Hubie made it into the Motor City on August 2 and went straight out to St. Clair Shores thinking he ought to do pretty well out in Honkie land. Bad planning. There were a lot of honkies thought Hubie wasn’t honkie enough and began heckling him with cries that he was soft on rioters and that the poverty program had “subversives” in it.

Poor Hubie.

Hubie fared a lot better over at Jeffries Housing Project where he told the large crowd of black residents that he could do the boogaloo (Minnesota soul) and rapped to the crowd about the Supremes and James Brown, never once mentioning a political issue. Wow, what a racist; wonder why he didn’t mention Bojangles and Joe Louis.

Then with a Hi Ho Silver, the black helmeted Detroit cops led HHH down to Cobo Hall to speak at a concert with Trini Lopez and Frank Sinatra (honkie culture’s musical equivalent of Bob Hope).

There in front of Cobo was a picket line of 500 anti-war folks telling Hump Hump Hump to “Get out of town, punk” as it picket sign from the Draft Resistance Committee so gently put it. Other signs bore the usual anti-war slogans. The Fifth Estate staff and some friends all carried placards saying “Hump Free.”

After a dull picket line of about two hours the Oakland County Youth for Peace Freedom and Justice led a chanting crowd of over 250 surging into Cobo Hall toward the Convention Arena. They were met by about 25 police, detectives, and secret service men who let them get almost to the doors of the auditorium before shouting, “That’s far enough.”

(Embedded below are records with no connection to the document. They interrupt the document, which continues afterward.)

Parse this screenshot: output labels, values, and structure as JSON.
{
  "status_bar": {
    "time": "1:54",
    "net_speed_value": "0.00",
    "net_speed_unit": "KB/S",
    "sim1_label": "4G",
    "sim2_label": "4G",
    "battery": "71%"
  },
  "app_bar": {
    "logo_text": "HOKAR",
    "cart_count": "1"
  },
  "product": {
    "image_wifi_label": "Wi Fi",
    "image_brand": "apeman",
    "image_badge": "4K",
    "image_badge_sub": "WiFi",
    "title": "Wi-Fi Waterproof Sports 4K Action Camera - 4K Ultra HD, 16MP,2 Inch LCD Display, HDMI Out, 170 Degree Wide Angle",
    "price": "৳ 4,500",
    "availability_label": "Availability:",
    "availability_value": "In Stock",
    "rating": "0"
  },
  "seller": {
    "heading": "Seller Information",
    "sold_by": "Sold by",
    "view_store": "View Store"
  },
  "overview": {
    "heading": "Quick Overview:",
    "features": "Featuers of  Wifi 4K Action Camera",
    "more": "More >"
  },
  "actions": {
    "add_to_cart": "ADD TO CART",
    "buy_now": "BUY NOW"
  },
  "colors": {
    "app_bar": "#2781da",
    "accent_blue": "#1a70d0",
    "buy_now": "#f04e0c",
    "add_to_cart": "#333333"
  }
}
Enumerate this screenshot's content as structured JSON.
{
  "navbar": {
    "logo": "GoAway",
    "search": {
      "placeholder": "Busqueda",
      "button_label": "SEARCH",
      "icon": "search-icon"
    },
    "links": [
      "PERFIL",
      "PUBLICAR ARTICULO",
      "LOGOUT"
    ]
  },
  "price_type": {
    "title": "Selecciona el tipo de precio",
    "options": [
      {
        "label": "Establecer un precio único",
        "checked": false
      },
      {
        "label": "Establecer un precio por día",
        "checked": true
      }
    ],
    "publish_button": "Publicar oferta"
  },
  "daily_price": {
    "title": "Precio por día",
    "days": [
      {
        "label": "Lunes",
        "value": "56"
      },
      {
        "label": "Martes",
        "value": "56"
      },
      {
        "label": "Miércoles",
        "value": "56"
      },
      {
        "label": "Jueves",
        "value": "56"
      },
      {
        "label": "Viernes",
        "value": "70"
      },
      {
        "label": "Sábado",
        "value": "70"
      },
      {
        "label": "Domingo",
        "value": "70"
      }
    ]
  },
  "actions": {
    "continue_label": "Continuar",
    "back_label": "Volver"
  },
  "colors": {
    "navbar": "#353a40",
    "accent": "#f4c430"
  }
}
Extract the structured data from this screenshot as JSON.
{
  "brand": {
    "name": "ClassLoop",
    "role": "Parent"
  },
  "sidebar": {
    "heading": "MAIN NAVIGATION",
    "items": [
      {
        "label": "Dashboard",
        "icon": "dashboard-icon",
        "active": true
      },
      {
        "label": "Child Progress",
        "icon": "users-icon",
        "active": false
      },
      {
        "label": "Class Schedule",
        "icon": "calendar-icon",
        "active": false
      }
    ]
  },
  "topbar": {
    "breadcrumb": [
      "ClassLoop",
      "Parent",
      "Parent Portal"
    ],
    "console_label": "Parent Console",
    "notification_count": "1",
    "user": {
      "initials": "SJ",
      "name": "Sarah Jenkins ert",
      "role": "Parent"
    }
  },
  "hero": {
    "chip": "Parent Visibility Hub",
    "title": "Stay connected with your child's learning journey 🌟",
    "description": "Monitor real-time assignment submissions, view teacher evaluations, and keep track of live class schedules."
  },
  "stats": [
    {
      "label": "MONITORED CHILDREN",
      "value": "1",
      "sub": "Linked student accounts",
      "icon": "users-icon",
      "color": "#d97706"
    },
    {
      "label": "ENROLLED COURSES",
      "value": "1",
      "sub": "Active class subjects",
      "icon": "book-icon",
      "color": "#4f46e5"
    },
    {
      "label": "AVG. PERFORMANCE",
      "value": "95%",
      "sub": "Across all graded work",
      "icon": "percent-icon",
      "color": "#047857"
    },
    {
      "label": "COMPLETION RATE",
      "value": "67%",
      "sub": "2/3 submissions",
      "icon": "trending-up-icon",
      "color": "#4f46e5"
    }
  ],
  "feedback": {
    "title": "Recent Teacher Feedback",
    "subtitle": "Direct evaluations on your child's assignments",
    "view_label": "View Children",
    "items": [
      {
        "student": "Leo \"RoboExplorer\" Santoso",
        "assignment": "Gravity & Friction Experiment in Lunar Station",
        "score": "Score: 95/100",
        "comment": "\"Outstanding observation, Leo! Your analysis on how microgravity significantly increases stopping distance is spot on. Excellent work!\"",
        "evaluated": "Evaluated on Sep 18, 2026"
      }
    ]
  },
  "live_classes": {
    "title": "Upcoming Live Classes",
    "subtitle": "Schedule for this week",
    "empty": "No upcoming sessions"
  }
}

Inside the Auditorium Trini and Frankie were knocking ‘em dead with Hubie thinking about the $125,000 that he was going to pick up for his campaign fund.

Outside, in the lobby, the demonstrators began chanting and the police began trying to push the crowd out of the building.

A scuffle ensued in which a cop knocked down a girl wearing a McCarthy pin and a burly detective had his walkie-talkie thrown to the ground and smashed by a demonstrator.

When the burly pig tried to recover his radio he was knocked to the ground and the culprit escaped into the crowd. Angered by this the pig arose and pointed at Denny Dunn, head of YPFJ, and said, “Arrest him; he’s one of the leaders”. He then spotted Carlson Tuttle who was carrying a black flag and had him arrested also. If you got a flag, you must be a leader.

After it became clear that the police were moving in all sorts of heavy reinforcements for what looked like a crunch scene, the group decided to go down to police headquarters and demand the release of the arrested men.

Once at Beaubien Station, attorneys Ron Reosti and Bill Segesta told the crowd of perhaps 75 that the men would be arraigned in Recorder’s Court the next morning on charges of Interfering with a Police Officer.

The next day Judge Joseph A. Gillis bound the two over for trial and set their bond at $1,000 cash each. The charge carries a penalty of up to a year in prison.

IMPORTANT! Witnesses are needed by Carlson Tuttle and Denny Dunn who saw the events leading up to and involving their arrest. Call Carlson at 831–2734 or Attorney William Segesta at 963–2500.